Thus, it’s not overly surprising that he hasn’t given his fans too much to shout about on the tennis court in these last two tournaments. Tommy Robredo turned back the years to take out the Serb in the third round in Cincinnati, but Djokovic was average at best.
He admitted so after the contest: “Many, many, many things are not clicking these two weeks on hard courts. It’s unfortunate, but it’s more than obvious I’m not playing even close to what I’m supposed to play”.
A strong week of practice and getting sharp is much needed for the world No. 1, as he bids to claim a second U.S. Open crown, after losing in the final the last two years (2012 to Murray; 2013 to Nadal).

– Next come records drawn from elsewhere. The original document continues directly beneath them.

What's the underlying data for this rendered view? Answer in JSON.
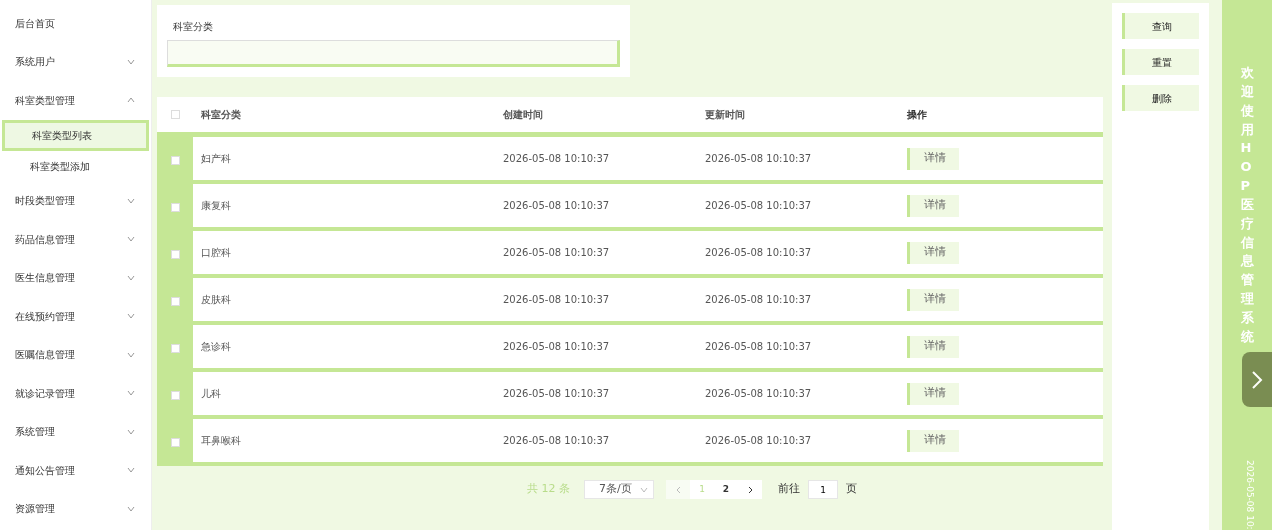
{
  "sidebar": {
    "items": [
      {
        "kind": "link",
        "label": "后台首页"
      },
      {
        "kind": "group",
        "label": "系统用户",
        "expanded": false
      },
      {
        "kind": "group",
        "label": "科室类型管理",
        "expanded": true,
        "children": [
          {
            "label": "科室类型列表",
            "selected": true
          },
          {
            "label": "科室类型添加",
            "selected": false
          }
        ]
      },
      {
        "kind": "group",
        "label": "时段类型管理",
        "expanded": false
      },
      {
        "kind": "group",
        "label": "药品信息管理",
        "expanded": false
      },
      {
        "kind": "group",
        "label": "医生信息管理",
        "expanded": false
      },
      {
        "kind": "group",
        "label": "在线预约管理",
        "expanded": false
      },
      {
        "kind": "group",
        "label": "医嘱信息管理",
        "expanded": false
      },
      {
        "kind": "group",
        "label": "就诊记录管理",
        "expanded": false
      },
      {
        "kind": "group",
        "label": "系统管理",
        "expanded": false
      },
      {
        "kind": "group",
        "label": "通知公告管理",
        "expanded": false
      },
      {
        "kind": "group",
        "label": "资源管理",
        "expanded": false
      }
    ]
  },
  "search": {
    "label": "科室分类"
  },
  "table": {
    "all_checked": false,
    "columns": [
      "科室分类",
      "创建时间",
      "更新时间",
      "操作"
    ],
    "rows": [
      {
        "checked": false,
        "cells": [
          "妇产科",
          "2026-05-08 10:10:37",
          "2026-05-08 10:10:37"
        ],
        "action": "详情"
      },
      {
        "checked": false,
        "cells": [
          "康复科",
          "2026-05-08 10:10:37",
          "2026-05-08 10:10:37"
        ],
        "action": "详情"
      },
      {
        "checked": false,
        "cells": [
          "口腔科",
          "2026-05-08 10:10:37",
          "2026-05-08 10:10:37"
        ],
        "action": "详情"
      },
      {
        "checked": false,
        "cells": [
          "皮肤科",
          "2026-05-08 10:10:37",
          "2026-05-08 10:10:37"
        ],
        "action": "详情"
      },
      {
        "checked": false,
        "cells": [
          "急诊科",
          "2026-05-08 10:10:37",
          "2026-05-08 10:10:37"
        ],
        "action": "详情"
      },
      {
        "checked": false,
        "cells": [
          "儿科",
          "2026-05-08 10:10:37",
          "2026-05-08 10:10:37"
        ],
        "action": "详情"
      },
      {
        "checked": false,
        "cells": [
          "耳鼻喉科",
          "2026-05-08 10:10:37",
          "2026-05-08 10:10:37"
        ],
        "action": "详情"
      }
    ]
  },
  "pagination": {
    "total": "共 12 条",
    "page_size": "7条/页",
    "pages": [
      {
        "label": "1",
        "selected": true
      },
      {
        "label": "2",
        "selected": false
      }
    ],
    "goto_label": "前往",
    "goto_value": "1",
    "goto_suffix": "页"
  },
  "actions": [
    "查询",
    "重置",
    "删除"
  ],
  "banner": {
    "title": "欢迎使用HOP医疗信息管理系统",
    "date": "2026-05-08 10:"
  }
}
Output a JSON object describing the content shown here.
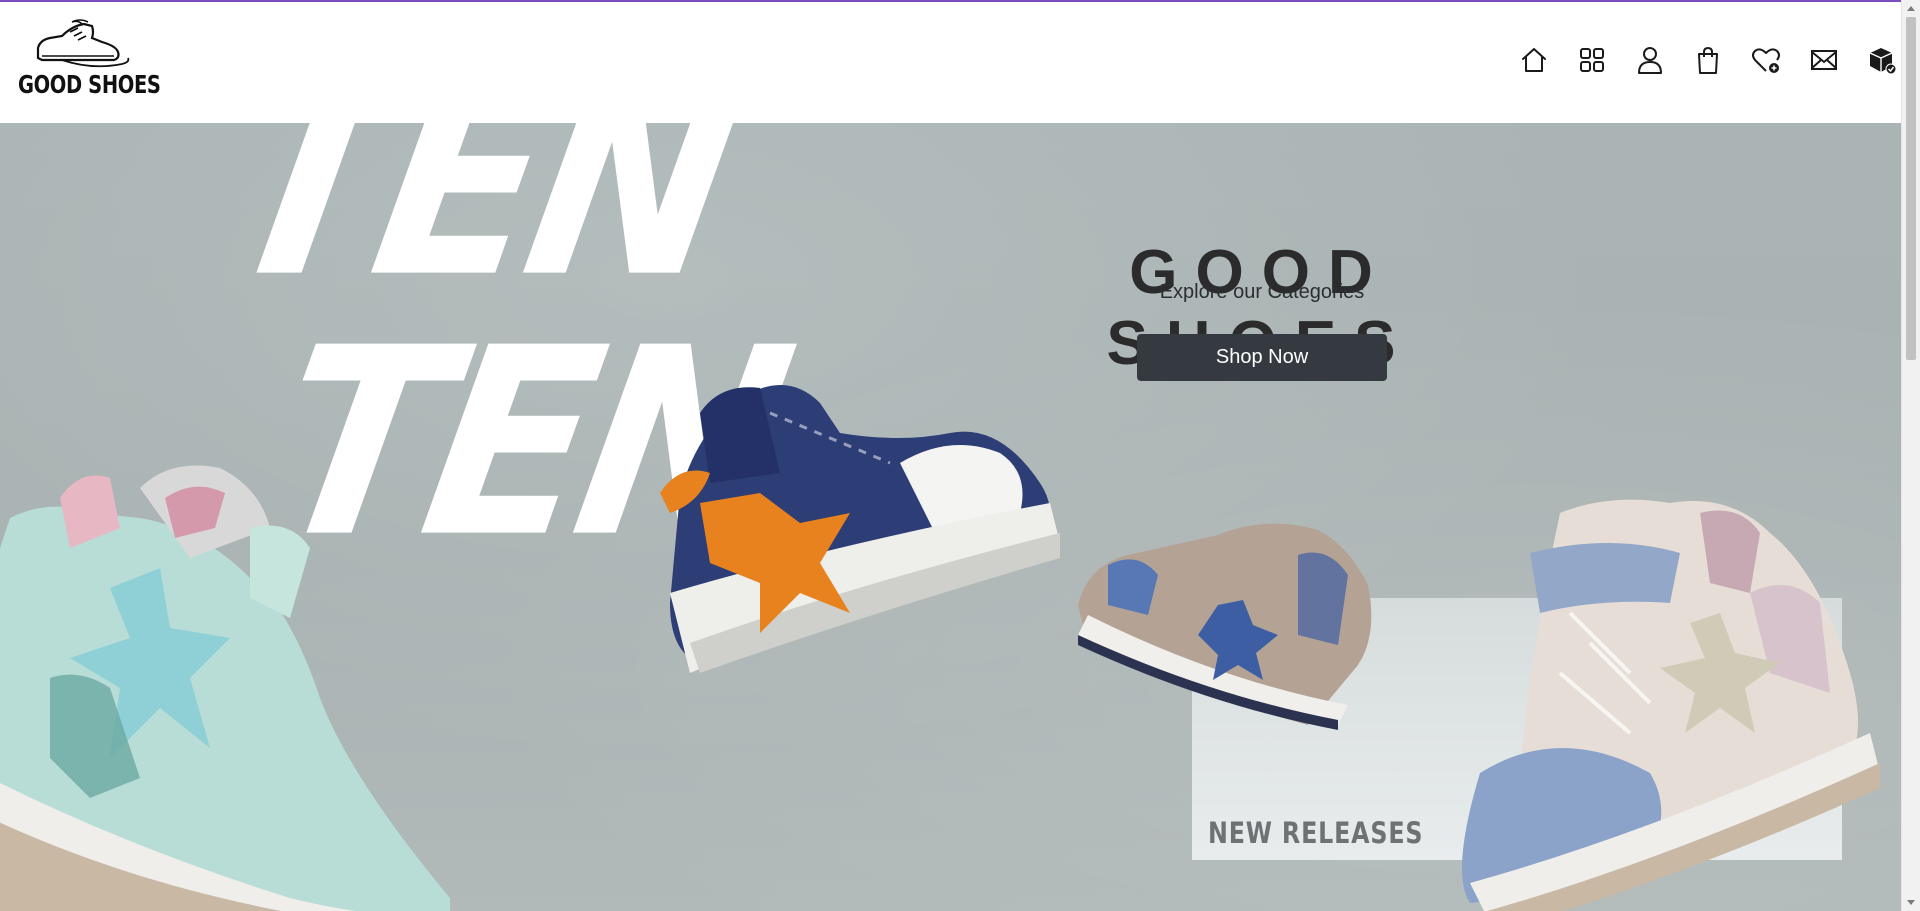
{
  "brand": {
    "logo_text": "GOOD SHOES",
    "icon": "sneaker-logo-icon"
  },
  "nav": {
    "icons": [
      {
        "name": "home-icon",
        "label": "Home"
      },
      {
        "name": "categories-grid-icon",
        "label": "Categories"
      },
      {
        "name": "user-account-icon",
        "label": "Account"
      },
      {
        "name": "shopping-bag-icon",
        "label": "Cart"
      },
      {
        "name": "wishlist-heart-icon",
        "label": "Wishlist"
      },
      {
        "name": "mail-icon",
        "label": "Contact"
      },
      {
        "name": "orders-box-icon",
        "label": "Orders"
      }
    ]
  },
  "hero": {
    "background_text": "TEN",
    "title": "GOOD SHOES",
    "subtitle": "Explore our Categories",
    "cta_label": "Shop Now",
    "promo_label": "NEW RELEASES"
  },
  "colors": {
    "accent_bar": "#7c4dbe",
    "hero_bg": "#aab4b4",
    "button_bg": "#343a40",
    "title_text": "#2b2b2b"
  }
}
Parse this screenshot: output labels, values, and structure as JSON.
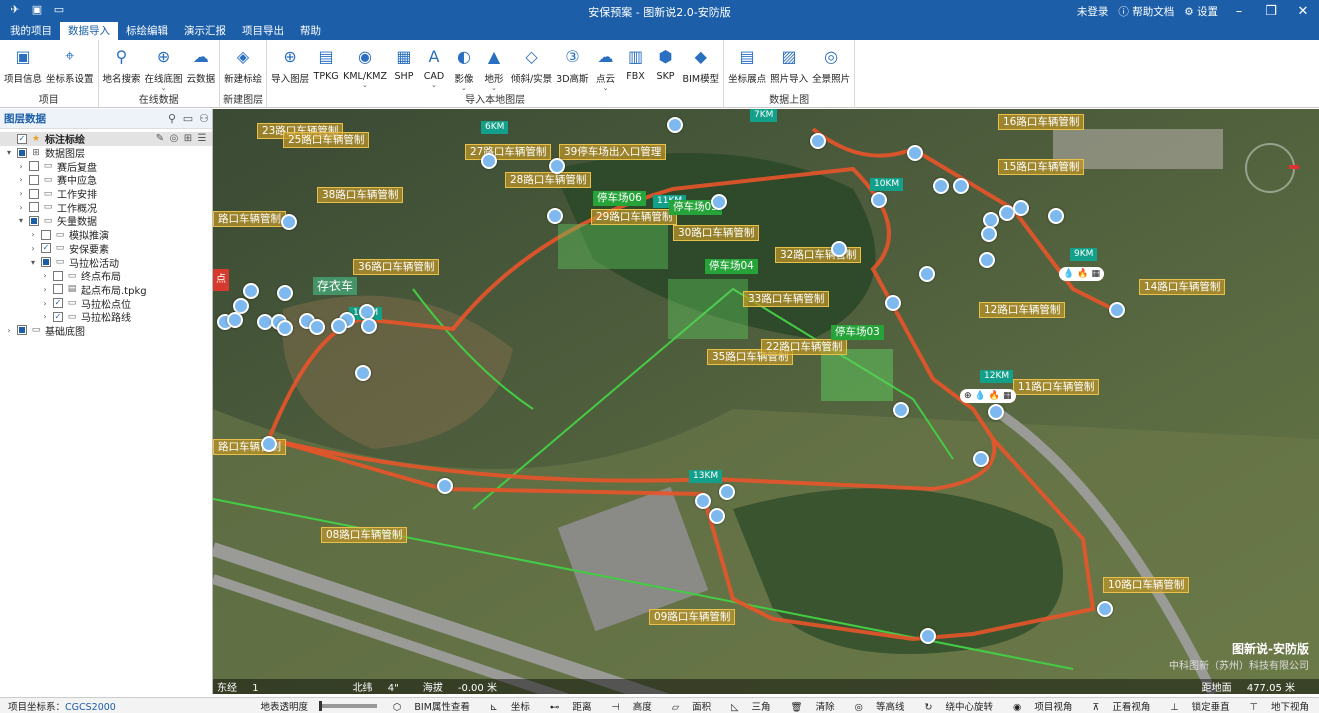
{
  "titlebar": {
    "title": "安保预案 - 图新说2.0-安防版",
    "login": "未登录",
    "help": "帮助文档",
    "settings": "设置"
  },
  "menu": {
    "items": [
      "我的项目",
      "数据导入",
      "标绘编辑",
      "演示汇报",
      "项目导出",
      "帮助"
    ],
    "active": 1
  },
  "ribbon": {
    "groups": [
      {
        "label": "项目",
        "buttons": [
          {
            "label": "项目信息",
            "icon": "project-info-icon",
            "glyph": "▣"
          },
          {
            "label": "坐标系设置",
            "icon": "coordinate-icon",
            "glyph": "⌖"
          }
        ]
      },
      {
        "label": "在线数据",
        "buttons": [
          {
            "label": "地名搜索",
            "icon": "place-search-icon",
            "glyph": "⚲"
          },
          {
            "label": "在线底图",
            "icon": "globe-icon",
            "glyph": "⊕",
            "dd": true
          },
          {
            "label": "云数据",
            "icon": "cloud-icon",
            "glyph": "☁"
          }
        ]
      },
      {
        "label": "新建图层",
        "buttons": [
          {
            "label": "新建标绘",
            "icon": "layers-icon",
            "glyph": "◈"
          }
        ]
      },
      {
        "label": "导入本地图层",
        "buttons": [
          {
            "label": "导入图层",
            "icon": "import-layer-icon",
            "glyph": "⊕"
          },
          {
            "label": "TPKG",
            "icon": "tpkg-icon",
            "glyph": "▤"
          },
          {
            "label": "KML/KMZ",
            "icon": "kml-icon",
            "glyph": "◉",
            "dd": true
          },
          {
            "label": "SHP",
            "icon": "shp-icon",
            "glyph": "▦"
          },
          {
            "label": "CAD",
            "icon": "cad-icon",
            "glyph": "A",
            "dd": true
          },
          {
            "label": "影像",
            "icon": "imagery-icon",
            "glyph": "◐",
            "dd": true
          },
          {
            "label": "地形",
            "icon": "terrain-icon",
            "glyph": "▲",
            "dd": true
          },
          {
            "label": "倾斜/实景",
            "icon": "oblique-icon",
            "glyph": "◇"
          },
          {
            "label": "3D高斯",
            "icon": "gaussian-icon",
            "glyph": "③"
          },
          {
            "label": "点云",
            "icon": "pointcloud-icon",
            "glyph": "☁",
            "dd": true
          },
          {
            "label": "FBX",
            "icon": "fbx-icon",
            "glyph": "▥"
          },
          {
            "label": "SKP",
            "icon": "skp-icon",
            "glyph": "⬢"
          },
          {
            "label": "BIM模型",
            "icon": "bim-icon",
            "glyph": "◆"
          }
        ]
      },
      {
        "label": "数据上图",
        "buttons": [
          {
            "label": "坐标展点",
            "icon": "coord-points-icon",
            "glyph": "▤"
          },
          {
            "label": "照片导入",
            "icon": "photo-icon",
            "glyph": "▨"
          },
          {
            "label": "全景照片",
            "icon": "panorama-icon",
            "glyph": "◎"
          }
        ]
      }
    ]
  },
  "panel": {
    "title": "图层数据",
    "tree": [
      {
        "label": "标注标绘",
        "level": 0,
        "arrow": "",
        "cb": "checked",
        "icon": "★",
        "sel": true
      },
      {
        "label": "数据图层",
        "level": 0,
        "arrow": "▾",
        "cb": "part",
        "icon": "⊞"
      },
      {
        "label": "赛后复盘",
        "level": 1,
        "arrow": "›",
        "cb": "",
        "icon": "▭"
      },
      {
        "label": "赛中应急",
        "level": 1,
        "arrow": "›",
        "cb": "",
        "icon": "▭"
      },
      {
        "label": "工作安排",
        "level": 1,
        "arrow": "›",
        "cb": "",
        "icon": "▭"
      },
      {
        "label": "工作概况",
        "level": 1,
        "arrow": "›",
        "cb": "",
        "icon": "▭"
      },
      {
        "label": "矢量数据",
        "level": 1,
        "arrow": "▾",
        "cb": "part",
        "icon": "▭"
      },
      {
        "label": "模拟推演",
        "level": 2,
        "arrow": "›",
        "cb": "",
        "icon": "▭"
      },
      {
        "label": "安保要素",
        "level": 2,
        "arrow": "›",
        "cb": "checked",
        "icon": "▭"
      },
      {
        "label": "马拉松活动",
        "level": 2,
        "arrow": "▾",
        "cb": "part",
        "icon": "▭"
      },
      {
        "label": "终点布局",
        "level": 3,
        "arrow": "›",
        "cb": "",
        "icon": "▭"
      },
      {
        "label": "起点布局.tpkg",
        "level": 3,
        "arrow": "›",
        "cb": "",
        "icon": "▤"
      },
      {
        "label": "马拉松点位",
        "level": 3,
        "arrow": "›",
        "cb": "checked",
        "icon": "▭"
      },
      {
        "label": "马拉松路线",
        "level": 3,
        "arrow": "›",
        "cb": "checked",
        "icon": "▭"
      },
      {
        "label": "基础底图",
        "level": 0,
        "arrow": "›",
        "cb": "part",
        "icon": "▭"
      }
    ]
  },
  "map": {
    "road_labels": [
      "16路口车辆管制",
      "23路口车辆管制",
      "25路口车辆管制",
      "27路口车辆管制",
      "39停车场出入口管理",
      "28路口车辆管制",
      "38路口车辆管制",
      "15路口车辆管制",
      "29路口车辆管制",
      "30路口车辆管制",
      "路口车辆管制",
      "32路口车辆管制",
      "36路口车辆管制",
      "14路口车辆管制",
      "33路口车辆管制",
      "12路口车辆管制",
      "35路口车辆管制",
      "11路口车辆管制",
      "路口车辆管制",
      "08路口车辆管制",
      "10路口车辆管制",
      "09路口车辆管制",
      "22路口车辆管制"
    ],
    "km_labels": [
      "6KM",
      "7KM",
      "10KM",
      "11KM",
      "9KM",
      "14KM",
      "12KM",
      "13KM"
    ],
    "park_labels": [
      "停车场06",
      "停车场05",
      "停车场04",
      "停车场03"
    ],
    "green_tags": [
      "存衣车"
    ],
    "red_tag": "点",
    "coords": {
      "lon_label": "东经",
      "lon": "1",
      "lat_label": "北纬",
      "lat": "4\"",
      "alt_label": "海拔",
      "alt": "-0.00 米",
      "dist_label": "距地面",
      "dist": "477.05 米"
    },
    "watermark": {
      "line1": "图新说-安防版",
      "line2": "中科图新（苏州）科技有限公司"
    }
  },
  "status": {
    "crs_label": "项目坐标系：",
    "crs": "CGCS2000",
    "transparency": "地表透明度",
    "items": [
      "BIM属性查看",
      "坐标",
      "距离",
      "高度",
      "面积",
      "三角",
      "清除",
      "等高线",
      "绕中心旋转",
      "项目视角",
      "正看视角",
      "锁定垂直",
      "地下视角"
    ]
  }
}
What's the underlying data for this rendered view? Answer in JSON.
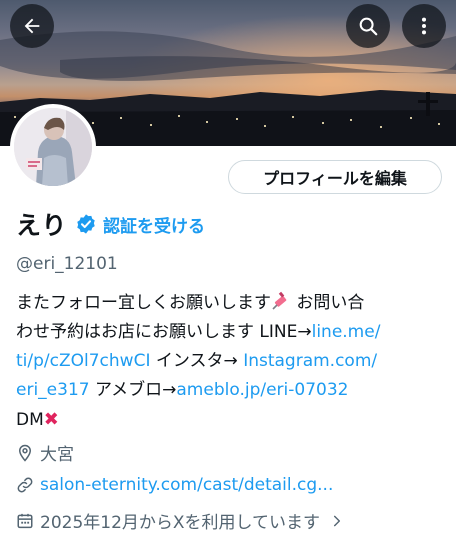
{
  "header": {
    "back_icon": "arrow-left-icon",
    "search_icon": "search-icon",
    "more_icon": "more-vertical-icon"
  },
  "profile": {
    "edit_button_label": "プロフィールを編集",
    "display_name": "えり",
    "verify_label": "認証を受ける",
    "handle": "@eri_12101"
  },
  "bio": {
    "l1_text": "またフォロー宜しくお願いします",
    "l1_after": " お問い合",
    "l2_text": "わせ予約はお店にお願いします LINE→",
    "l2_link": "line.me/",
    "l3_link": "ti/p/cZOl7chwCI",
    "l3_text": "  インスタ→ ",
    "l3_link2": "Instagram.com/",
    "l4_link": "eri_e317",
    "l4_text": " アメブロ→",
    "l4_link2": "ameblo.jp/eri-07032",
    "l5_text": "DM",
    "l5_emoji": "✖"
  },
  "meta": {
    "location": "大宮",
    "website": "salon-eternity.com/cast/detail.cg...",
    "joined": "2025年12月からXを利用しています"
  },
  "colors": {
    "accent": "#1d9bf0",
    "text": "#0f1419",
    "secondary": "#536471",
    "border": "#cfd9de"
  }
}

If he negotiates the first week in New York, we can expect a major rise in level by the time fellow members of the top 10 come around.
The lady who stood next to Djokovic at the Wimbledon Champions’ Ball, clutching the Venus Rosewater Dish, has also been toiling on the hard courts. Petra Kvitova was so impressive on her run to a second title at SW19, but so far that form has not transferred between surfaces.
She was unexpectedly downed in straight sets by world No. 39 Elina Svitolina in her opening match in Cincy. She lost to Ekaterina Makarova in the last 16 of Montreal too.
So, with desperate need of match play on hard courts, Kvitova will enter the Connecticut Open at New Haven, to test herself along with the likes of Simona Halep, Eugenie Bouchard and Caroline Wozniacki.